Synthetic Studies on Novel Facially Amphiphilic Sesquiterpenoid- and 11β-Steroid-Amino Acid Conjugates and Transition Metal Mediated Steroid-Amino Acid Derived Biometallosurfactants

  • Author / Creator
    Pandya, Keyur
  • Sesquiterpenoid- and steroid-amino acid conjugates demonstrate a broad array of interesting biological properties, as the different segments of the conjugate function collectively to regulate conformation, recognition, transport and solubility. The current project involved developing a facile methodology to synthesize metabolically stable facially amphiphilic conjugates by appending either amino acids (chapter 2) or cationic metal ligand-amino acid complexes (chapter 3) as hydrophilic segments on steroid progesterone and sesquiterpene amorpha-4,11-diene scaffolds. Aminosteroids and C-11 substituted steroids have attracted long lasting interest due to their diverse pharmacological properties. As the stereoselective C- 11β functionalization of a steroid imposes severe steric hindrance due to the C-18 and C-19 angular methyl groups, access to 11β-aminoprogesterone is a challenge. Chapter 2 describes stereoselective syntheses of a new family of aminosteroids: 11β-aminoprogesterone (11β-NH2-Pro) (76) and its derivatives, including its glycine 77 and L-/D- alanine- 78/79 based conjugates, by nucleophilic substitution or reductive amination. Additionally, a synthesis of the 12-amorpha-4,11-dienyl- (S)-glycine (80) conjugate is also discussed. Biological testing of the aminoprogesterone derivatives revealed that some of them selectively inhibit 11β-hydroxysteroid dehydrogenase type 2 (11β-HSD2), similar to that of their structural analogue 11β-hydroxyprogesterone. Moreover, two compounds, 11β-azidoprogesterone (81) and 11β-N-(o-nosyl)- aminoprogesterone (93), which did not significantly inhibit 11β-HSDs, had antagonist properties on the mineralocorticoid receptor (MR). The 11β- aminoprogesterone derivatives form the basis for the further development of improved modulators of corticosteroid action for treatment of electrolyte disturbances and chronic inflammatory disorders. Chapter 3 discusses the efforts towards developing a new class of amidoglutarate-tethered cationic cobalt(III) based biometallosurfactant complexes Λ-α-Co[(S,S-picbipyrro-amidoglutarate)(11β-NH-Pro-Gly)]2+ (138) and Λ-α- Co[(picenMe2-amidoglutarate)(11β-NH-Pro-Gly)]2+ (139) bearing chiral rigid or achiral non-rigid N4-tetradentate and N,O-bidentate ligand derived from the steroid-based N-substituted amino acid N-(11β-NH-Pro)-Gly (77). However, no desired complexation was realized. Subsequently, model studies identifying the critical impeding factors of complexation suggested that unfavorable steric interactions between N-substituted alkyl group of amino acids and the pyridyl rings of N4-tetradentate ligands caused the complexation to fail. The synthesized cis-α-Co[N4Cl2]+ (161, 171-174) and Λ-α-Co[N4(AA)]2+ (185, 186, 190-192) complexes were characterized by comparing their 1H-NMR and CD spectral features to their structural analogues for which X-ray crystallographic studies have been reported.

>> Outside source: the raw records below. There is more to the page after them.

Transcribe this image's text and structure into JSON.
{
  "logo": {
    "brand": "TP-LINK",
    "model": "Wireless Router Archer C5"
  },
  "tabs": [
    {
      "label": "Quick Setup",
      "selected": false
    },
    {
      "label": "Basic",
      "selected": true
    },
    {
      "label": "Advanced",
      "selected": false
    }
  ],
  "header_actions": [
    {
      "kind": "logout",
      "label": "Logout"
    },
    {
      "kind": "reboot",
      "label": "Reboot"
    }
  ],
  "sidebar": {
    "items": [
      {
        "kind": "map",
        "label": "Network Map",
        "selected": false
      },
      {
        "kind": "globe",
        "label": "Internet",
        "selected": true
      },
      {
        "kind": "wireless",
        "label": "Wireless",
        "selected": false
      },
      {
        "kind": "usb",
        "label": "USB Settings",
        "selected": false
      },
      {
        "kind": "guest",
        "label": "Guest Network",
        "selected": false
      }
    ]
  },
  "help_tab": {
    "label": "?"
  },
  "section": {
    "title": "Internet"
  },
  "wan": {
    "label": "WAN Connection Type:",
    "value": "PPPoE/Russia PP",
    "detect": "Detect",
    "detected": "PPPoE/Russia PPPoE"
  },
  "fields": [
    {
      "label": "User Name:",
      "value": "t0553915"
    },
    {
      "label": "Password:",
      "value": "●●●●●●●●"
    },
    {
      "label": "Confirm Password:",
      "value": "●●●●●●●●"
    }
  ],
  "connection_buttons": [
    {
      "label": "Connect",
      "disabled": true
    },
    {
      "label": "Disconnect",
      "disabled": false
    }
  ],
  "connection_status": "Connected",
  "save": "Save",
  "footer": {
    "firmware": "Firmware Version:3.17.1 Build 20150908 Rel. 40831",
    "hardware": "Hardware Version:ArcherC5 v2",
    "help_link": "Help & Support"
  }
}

  • Subjects / Keywords
  • Graduation date
  • Type of Item
  • Degree
    Doctor of Philosophy
  • DOI
  • License
    This thesis is made available by the University of Alberta Libraries with permission of the copyright owner solely for non-commercial purposes. This thesis, or any portion thereof, may not otherwise be copied or reproduced without the written consent of the copyright owner, except to the extent permitted by Canadian copyright law.
  • Language
  • Institution
    University of Alberta
  • Degree level
  • Department
    • Department of Chemistry
  • Supervisor / co-supervisor and their department(s)
    • Vederas, John C.(Department of Chemistry)
  • Examining committee members and their departments
    • Hof, Fraser (Department of Chemistry, University of Victoria)
    • Klobukowski, Mariusz (Department of Chemistry)
    • McMullen, Lynn (Department of Agricultural, Food & Nutritional Science)
    • Campbell, Robert E. (Department of Chemistry)
    • Clive, Derrick L. J. (Department of Chemistry)